If you have worked a long time for the same company (over 10 years) it could be a good idea to list all the different positions and roles that you had during this time separately. You probably had different responsibilities and developed different skills during each role, which will be of interest to an employer.
No jargon or slang
It should be common sense, but it’s not. Slang should never be present in a CV. As for technical jargon, do not assume that the employer will know what you are talking about. Even if you are sending your CV to a company in the same segment, the person who will read it for the first time might not have any technical expertise.
Careful with sample CV templates
There are many websites that offer free CV templates. While they can help you to get an idea of what you are looking for, do not just copy and paste one of the most used ones. You certainly don’t want to look just like any other candidate, do you?
Create an email proof format
It is very likely that you will end up sending your CV via email to most companies. Apart from having a Word document ready to go as an attachment, you should also have a text version of your CV that does not look disfigured in the body of the email or in online forms. Attachments might get blocked by spam filters, and many people just prefer having the CV in the body of the email itself.
Remove your older work experiences
If you have been working for 20 years or more, there is no need to have 2 pages of your CV listing all your work experiences, starting with the job at the local coffee shop at the age of 17! Most experts agree that the last 15 years of your career are enough.
No fancy design details
Do not use a colored background, fancy fonts or images on your CV. Sure, you might think that the little flowers will cheer up the document, but other people might just throw it away on sight.
You CV should not contain the pronouns “I” or “me.” That is how we normally structure sentences, but since your CV is a document about your person, using these pronouns is actually redundant.
Don’t forget the basics
The first thing on your CV should be your name. It should be bold and with a larger font than the rest of the text. Make sure that your contact details are clearly listed. Secondly, both the name and contact details should be included on all the pages of the CV (if you have more than one).
Consider getting professional help
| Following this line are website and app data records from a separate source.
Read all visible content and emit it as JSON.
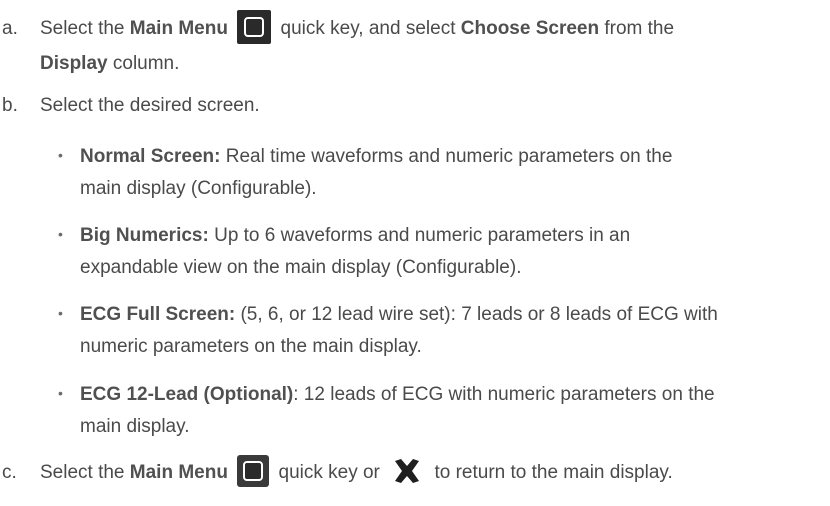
{
  "steps": [
    {
      "marker": "a.",
      "parts": {
        "pre": "Select the ",
        "b1": "Main Menu",
        "mid": " quick key, and  select ",
        "b2": "Choose Screen",
        "post": " from the",
        "b3": "Display",
        "post2": " column."
      }
    },
    {
      "marker": "b.",
      "text": "Select the desired screen."
    },
    {
      "marker": "c.",
      "parts": {
        "pre": "Select the ",
        "b1": "Main Menu",
        "mid": " quick key or ",
        "post": " to return to the main display."
      }
    }
  ],
  "bullets": [
    {
      "title": "Normal Screen:",
      "line1": " Real time waveforms and numeric parameters on the",
      "line2": "main display (Configurable)."
    },
    {
      "title": "Big Numerics:",
      "line1": " Up to 6 waveforms and numeric parameters in an",
      "line2": "expandable view on the main display (Configurable)."
    },
    {
      "title": "ECG Full Screen:",
      "line1": " (5,  6, or 12 lead wire set): 7 leads or 8 leads of ECG with",
      "line2": "numeric parameters on the main display."
    },
    {
      "title": "ECG 12-Lead (Optional)",
      "line1": ": 12 leads of ECG with numeric parameters on the",
      "line2": "main display."
    }
  ],
  "icons": {
    "main_menu": "main-menu-icon",
    "close": "close-x-icon"
  },
  "colors": {
    "text": "#4a4a4a",
    "icon_bg": "#2a2a2a"
  }
}
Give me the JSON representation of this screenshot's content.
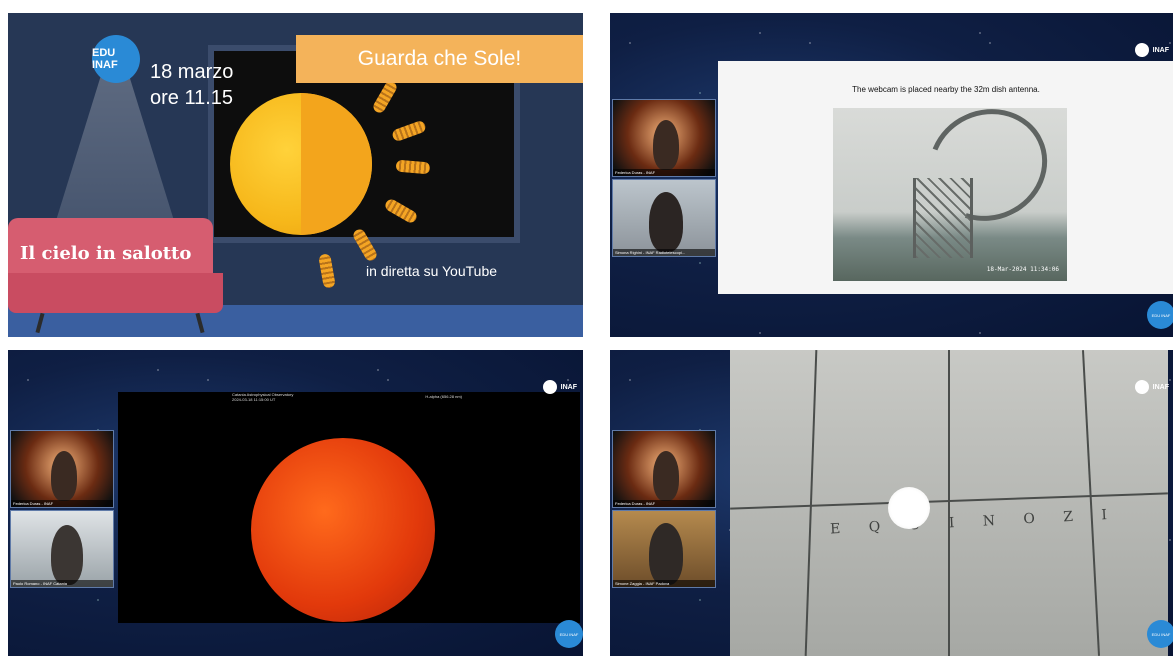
{
  "panel1": {
    "badge": "EDU INAF",
    "date_line1": "18 marzo",
    "date_line2": "ore 11.15",
    "banner": "Guarda che Sole!",
    "sofa_text": "Il cielo in salotto",
    "live": "in diretta su YouTube"
  },
  "panel2": {
    "logo": "INAF",
    "caption": "The webcam is placed nearby the 32m dish antenna.",
    "timestamp": "18-Mar-2024 11:34:06",
    "tiles": [
      {
        "label": "Federica Duras - INAF"
      },
      {
        "label": "Simona Righini - INAF Radiotelescopi..."
      }
    ],
    "corner_badge": "EDU INAF"
  },
  "panel3": {
    "logo": "INAF",
    "observatory": "Catania Astrophysical Observatory",
    "obs_time": "2024-03-18 11:15:00 UT",
    "filter": "H-alpha (656.28 nm)",
    "tiles": [
      {
        "label": "Federica Duras - INAF"
      },
      {
        "label": "Paolo Romano - INAF Catania"
      }
    ],
    "corner_badge": "EDU INAF"
  },
  "panel4": {
    "logo": "INAF",
    "meridian_text": "E Q U I N O Z I",
    "tiles": [
      {
        "label": "Federica Duras - INAF"
      },
      {
        "label": "Simone Zaggia - INAF Padova"
      }
    ],
    "corner_badge": "EDU INAF"
  }
}
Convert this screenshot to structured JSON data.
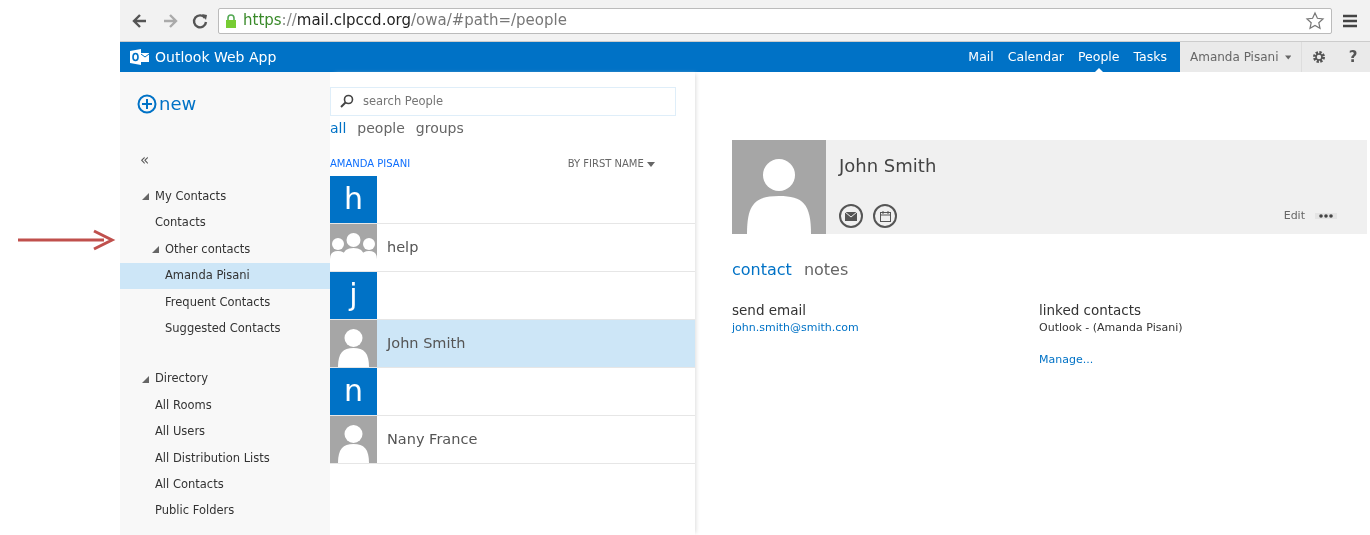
{
  "browser": {
    "url": {
      "scheme": "https",
      "separator": "://",
      "host": "mail.clpccd.org",
      "path": "/owa/#path=/people"
    }
  },
  "app_bar": {
    "title": "Outlook Web App",
    "nav": [
      {
        "label": "Mail",
        "selected": false
      },
      {
        "label": "Calendar",
        "selected": false
      },
      {
        "label": "People",
        "selected": true
      },
      {
        "label": "Tasks",
        "selected": false
      }
    ],
    "user": "Amanda Pisani",
    "help": "?"
  },
  "new_button": "new",
  "search": {
    "placeholder": "search People"
  },
  "filters": [
    {
      "label": "all",
      "selected": true
    },
    {
      "label": "people",
      "selected": false
    },
    {
      "label": "groups",
      "selected": false
    }
  ],
  "collapse": "«",
  "sidebar": [
    {
      "label": "My Contacts",
      "expanded": true,
      "selected": false,
      "children": [
        {
          "label": "Contacts",
          "selected": false
        },
        {
          "label": "Other contacts",
          "expanded": true,
          "selected": false,
          "children": [
            {
              "label": "Amanda Pisani",
              "selected": true
            },
            {
              "label": "Frequent Contacts",
              "selected": false
            },
            {
              "label": "Suggested Contacts",
              "selected": false
            }
          ]
        }
      ]
    },
    {
      "label": "Directory",
      "expanded": true,
      "selected": false,
      "children": [
        {
          "label": "All Rooms",
          "selected": false
        },
        {
          "label": "All Users",
          "selected": false
        },
        {
          "label": "All Distribution Lists",
          "selected": false
        },
        {
          "label": "All Contacts",
          "selected": false
        },
        {
          "label": "Public Folders",
          "selected": false
        }
      ]
    }
  ],
  "list": {
    "folder": "AMANDA PISANI",
    "sort": "BY FIRST NAME",
    "items": [
      {
        "kind": "letter",
        "text": "h"
      },
      {
        "kind": "group",
        "name": "help",
        "selected": false
      },
      {
        "kind": "letter",
        "text": "j"
      },
      {
        "kind": "person",
        "name": "John Smith",
        "selected": true
      },
      {
        "kind": "letter",
        "text": "n"
      },
      {
        "kind": "person",
        "name": "Nany France",
        "selected": false
      }
    ]
  },
  "detail": {
    "name": "John Smith",
    "edit": "Edit",
    "tabs": [
      {
        "label": "contact",
        "selected": true
      },
      {
        "label": "notes",
        "selected": false
      }
    ],
    "fields": [
      {
        "label": "send email",
        "value": "john.smith@smith.com",
        "kind": "link"
      },
      {
        "label": "linked contacts",
        "value": "Outlook - (Amanda Pisani)",
        "kind": "text",
        "action": "Manage..."
      }
    ]
  }
}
If you are having a hard time to create your CV, or if you are receiving no response whatsoever from companies, you could consider hiring a professional CV writing service. There are both local and online options available and usually the investment will be worth the money.